The statistical model behind control charts for in-control processes is based on the assumption a Gaussian process with no autocorrelation (i.e. independent) with a constant mean and constant variance: in other words a white noise process. The various Western Electric rules try to find patterns that are not white noise, and thus show that the [...]
A headline in British journal “The Engineer” caught my eye a few weeks ago. It said that the British government has announced a £240 million (US $393 million) investment in measurement, with the aim of improving measurement techniques and technology to stimulate innovation in productions, processes and services. The heart of the scientific process is [...]
After my last post I received a number of comments on the website KPIExperts. Most of them completely misunderstood my point, and their misunderstanding was so fundamental that rather than reply to their comments individually I decided to write a new post. I myself have trained thousands of people in SPC over more than two [...]

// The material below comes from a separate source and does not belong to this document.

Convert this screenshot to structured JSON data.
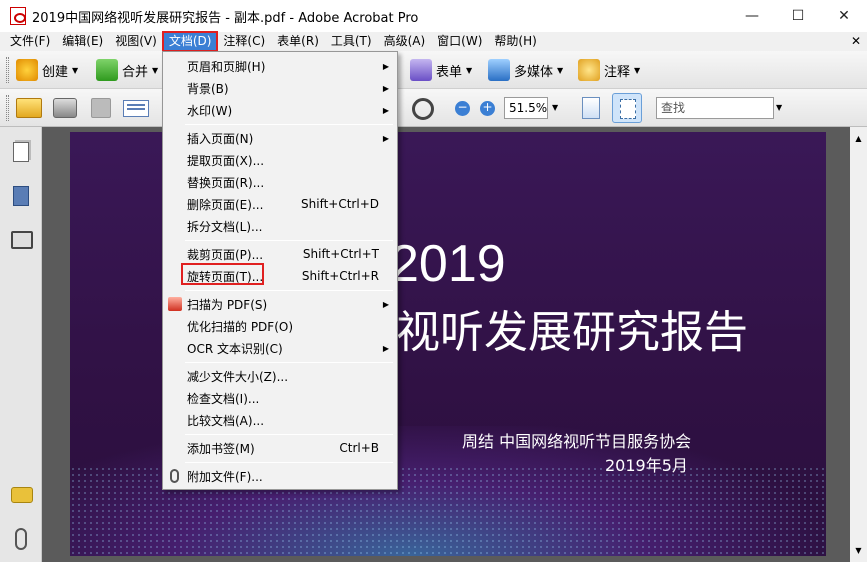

In a Statistical Process Control (SPC) chart, measurements are plotted on a chart with upper and lower “control limits.” The idea is to compare the plotted points with the limits to see if a process is stable, and to identify “special” causes of variation. The control limits are supposed to indicate when action should be taken [...]
The statistical process control chart is designed to help differentiate between what are usually called “common” causes of variation and “special” causes. But this is very misleading. Typically, six-sigma consultants and various authors advise you to ignore data between control limits because it is “random.” They say to only make process adjustments when the process [...]
This week the Conference Board’s leading economic indicators were released in the US and Canada. Both forecast, according to reports, somewhat weak, economic growth in the months ahead. Nobel winning economist Paul Samuelson quipped in 1966 that “Wall Street indexes predicted nine out of the last five recessions.” Are they any better today? Are the [...]
With real time measurements, exception reports are often the most useful indicator. This seems to have been forgotten by one government water quality inspector.